● **About this exercise**:
An exact copy of the records below is needed, with every picture left out.

** Supplied data follows **

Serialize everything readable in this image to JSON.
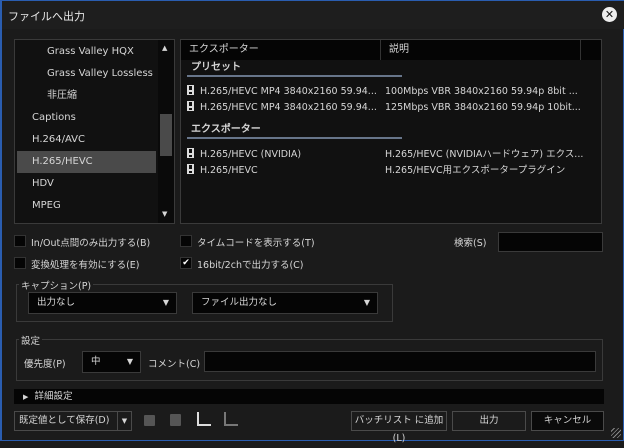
{
  "window": {
    "title": "ファイルへ出力",
    "close_icon": "close-icon"
  },
  "format_list": {
    "items": [
      {
        "label": "Grass Valley HQX",
        "sub": true
      },
      {
        "label": "Grass Valley Lossless",
        "sub": true
      },
      {
        "label": "非圧縮",
        "sub": true
      },
      {
        "label": "Captions",
        "sub": false
      },
      {
        "label": "H.264/AVC",
        "sub": false
      },
      {
        "label": "H.265/HEVC",
        "sub": false,
        "selected": true
      },
      {
        "label": "HDV",
        "sub": false
      },
      {
        "label": "MPEG",
        "sub": false
      }
    ]
  },
  "exporter_table": {
    "columns": [
      "エクスポーター",
      "説明"
    ],
    "preset_group": "プリセット",
    "presets": [
      {
        "name": "H.265/HEVC MP4 3840x2160 59.94...",
        "desc": "100Mbps VBR 3840x2160 59.94p 8bit ..."
      },
      {
        "name": "H.265/HEVC MP4 3840x2160 59.94...",
        "desc": "125Mbps VBR 3840x2160 59.94p 10bit..."
      }
    ],
    "exporter_group": "エクスポーター",
    "exporters": [
      {
        "name": "H.265/HEVC (NVIDIA)",
        "desc": "H.265/HEVC (NVIDIAハードウェア) エクス..."
      },
      {
        "name": "H.265/HEVC",
        "desc": "H.265/HEVC用エクスポータープラグイン"
      }
    ]
  },
  "options": {
    "inout": {
      "label": "In/Out点間のみ出力する(B)",
      "checked": false
    },
    "timecode": {
      "label": "タイムコードを表示する(T)",
      "checked": false
    },
    "convert": {
      "label": "変換処理を有効にする(E)",
      "checked": false
    },
    "bit16": {
      "label": "16bit/2chで出力する(C)",
      "checked": true,
      "check_mark": "✔"
    },
    "search_label": "検索(S)",
    "search_value": ""
  },
  "caption": {
    "legend": "キャプション(P)",
    "select1": "出力なし",
    "select2": "ファイル出力なし"
  },
  "settings": {
    "legend": "設定",
    "priority_label": "優先度(P)",
    "priority_value": "中",
    "comment_label": "コメント(C)",
    "comment_value": ""
  },
  "advanced": {
    "label": "詳細設定"
  },
  "footer": {
    "save_default": "既定値として保存(D)",
    "batch": "バッチリスト に追加(L)",
    "output": "出力",
    "cancel": "キャンセル"
  }
}
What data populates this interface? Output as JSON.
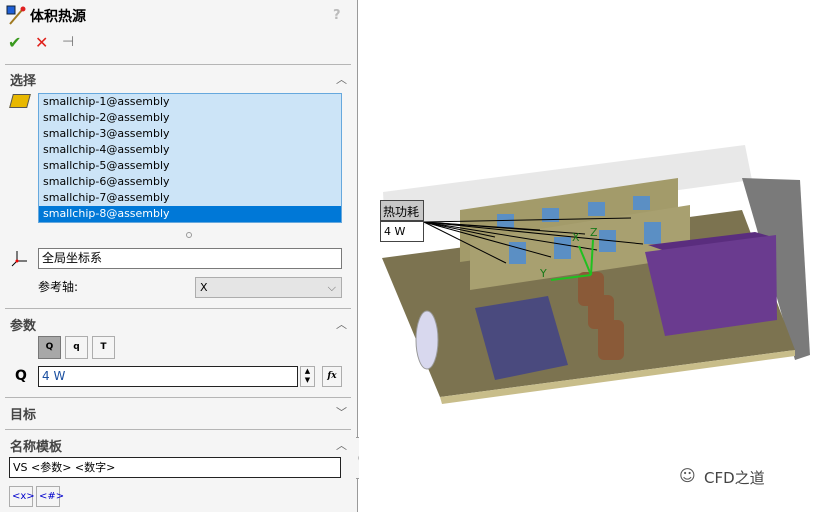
{
  "header": {
    "title": "体积热源",
    "help_icon": "?"
  },
  "actions": {
    "ok": "✔",
    "cancel": "✕",
    "pin": "⊣"
  },
  "selection": {
    "title": "选择",
    "items": [
      "smallchip-1@assembly",
      "smallchip-2@assembly",
      "smallchip-3@assembly",
      "smallchip-4@assembly",
      "smallchip-5@assembly",
      "smallchip-6@assembly",
      "smallchip-7@assembly",
      "smallchip-8@assembly"
    ],
    "selected_index": 7,
    "coordinate_system": "全局坐标系",
    "ref_axis_label": "参考轴:",
    "ref_axis_value": "X"
  },
  "parameters": {
    "title": "参数",
    "buttons": [
      "Q",
      "q",
      "T"
    ],
    "q_label": "Q",
    "q_value": "4 W",
    "fx": "fx"
  },
  "target": {
    "title": "目标"
  },
  "name_template": {
    "title": "名称模板",
    "value": "VS <参数> <数字>",
    "buttons": [
      "<x>",
      "<#>"
    ]
  },
  "viewport": {
    "callout_title": "热功耗",
    "callout_value": "4 W",
    "axis_x": "X",
    "axis_y": "Y",
    "axis_z": "Z",
    "watermark": "CFD之道"
  },
  "colors": {
    "accent": "#0078d7",
    "ok": "#3a9a1f",
    "cancel": "#e0201a"
  }
}
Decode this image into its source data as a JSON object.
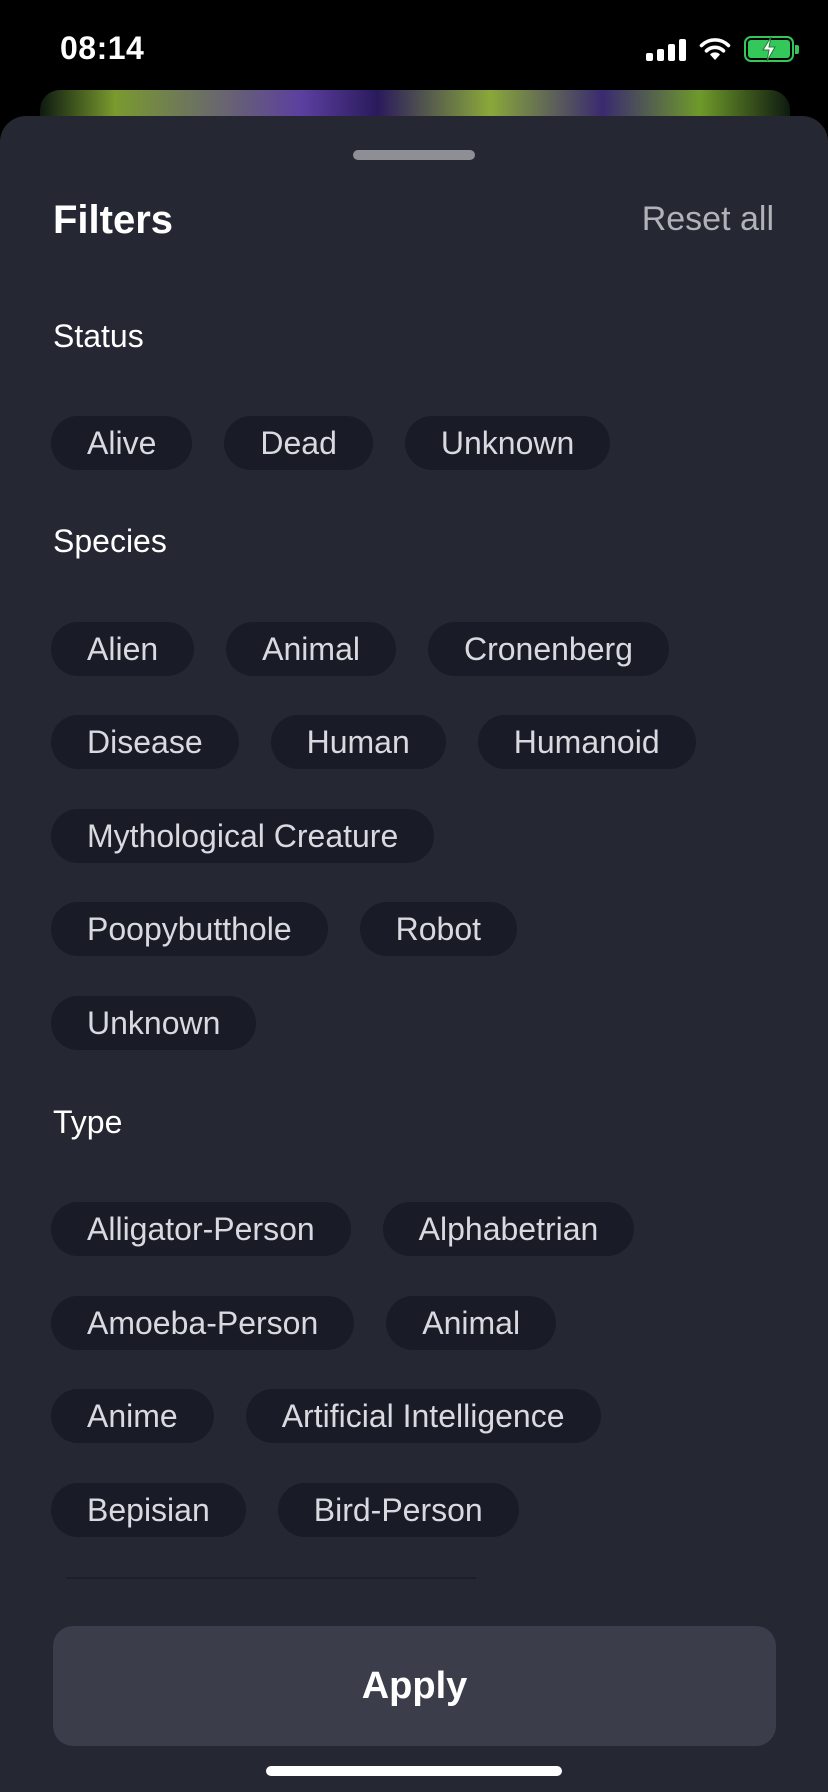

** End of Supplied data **

● **Result of this task**:
Serialize everything readable in this image to JSON.
{
  "window": {
    "title": "ファイルへ出力",
    "close_icon": "close-icon"
  },
  "format_list": {
    "items": [
      {
        "label": "Grass Valley HQX",
        "sub": true
      },
      {
        "label": "Grass Valley Lossless",
        "sub": true
      },
      {
        "label": "非圧縮",
        "sub": true
      },
      {
        "label": "Captions",
        "sub": false
      },
      {
        "label": "H.264/AVC",
        "sub": false
      },
      {
        "label": "H.265/HEVC",
        "sub": false,
        "selected": true
      },
      {
        "label": "HDV",
        "sub": false
      },
      {
        "label": "MPEG",
        "sub": false
      }
    ]
  },
  "exporter_table": {
    "columns": [
      "エクスポーター",
      "説明"
    ],
    "preset_group": "プリセット",
    "presets": [
      {
        "name": "H.265/HEVC MP4 3840x2160 59.94...",
        "desc": "100Mbps VBR 3840x2160 59.94p 8bit ..."
      },
      {
        "name": "H.265/HEVC MP4 3840x2160 59.94...",
        "desc": "125Mbps VBR 3840x2160 59.94p 10bit..."
      }
    ],
    "exporter_group": "エクスポーター",
    "exporters": [
      {
        "name": "H.265/HEVC (NVIDIA)",
        "desc": "H.265/HEVC (NVIDIAハードウェア) エクス..."
      },
      {
        "name": "H.265/HEVC",
        "desc": "H.265/HEVC用エクスポータープラグイン"
      }
    ]
  },
  "options": {
    "inout": {
      "label": "In/Out点間のみ出力する(B)",
      "checked": false
    },
    "timecode": {
      "label": "タイムコードを表示する(T)",
      "checked": false
    },
    "convert": {
      "label": "変換処理を有効にする(E)",
      "checked": false
    },
    "bit16": {
      "label": "16bit/2chで出力する(C)",
      "checked": true,
      "check_mark": "✔"
    },
    "search_label": "検索(S)",
    "search_value": ""
  },
  "caption": {
    "legend": "キャプション(P)",
    "select1": "出力なし",
    "select2": "ファイル出力なし"
  },
  "settings": {
    "legend": "設定",
    "priority_label": "優先度(P)",
    "priority_value": "中",
    "comment_label": "コメント(C)",
    "comment_value": ""
  },
  "advanced": {
    "label": "詳細設定"
  },
  "footer": {
    "save_default": "既定値として保存(D)",
    "batch": "バッチリスト に追加(L)",
    "output": "出力",
    "cancel": "キャンセル"
  }
}
What data populates this interface? Output as JSON.
{
  "header": {
    "title": "体积热源",
    "help_icon": "?"
  },
  "actions": {
    "ok": "✔",
    "cancel": "✕",
    "pin": "⊣"
  },
  "selection": {
    "title": "选择",
    "items": [
      "smallchip-1@assembly",
      "smallchip-2@assembly",
      "smallchip-3@assembly",
      "smallchip-4@assembly",
      "smallchip-5@assembly",
      "smallchip-6@assembly",
      "smallchip-7@assembly",
      "smallchip-8@assembly"
    ],
    "selected_index": 7,
    "coordinate_system": "全局坐标系",
    "ref_axis_label": "参考轴:",
    "ref_axis_value": "X"
  },
  "parameters": {
    "title": "参数",
    "buttons": [
      "Q",
      "q",
      "T"
    ],
    "q_label": "Q",
    "q_value": "4 W",
    "fx": "fx"
  },
  "target": {
    "title": "目标"
  },
  "name_template": {
    "title": "名称模板",
    "value": "VS <参数> <数字>",
    "buttons": [
      "<x>",
      "<#>"
    ]
  },
  "viewport": {
    "callout_title": "热功耗",
    "callout_value": "4 W",
    "axis_x": "X",
    "axis_y": "Y",
    "axis_z": "Z",
    "watermark": "CFD之道"
  },
  "colors": {
    "accent": "#0078d7",
    "ok": "#3a9a1f",
    "cancel": "#e0201a"
  }
}
Decode this image into its source data as a JSON object.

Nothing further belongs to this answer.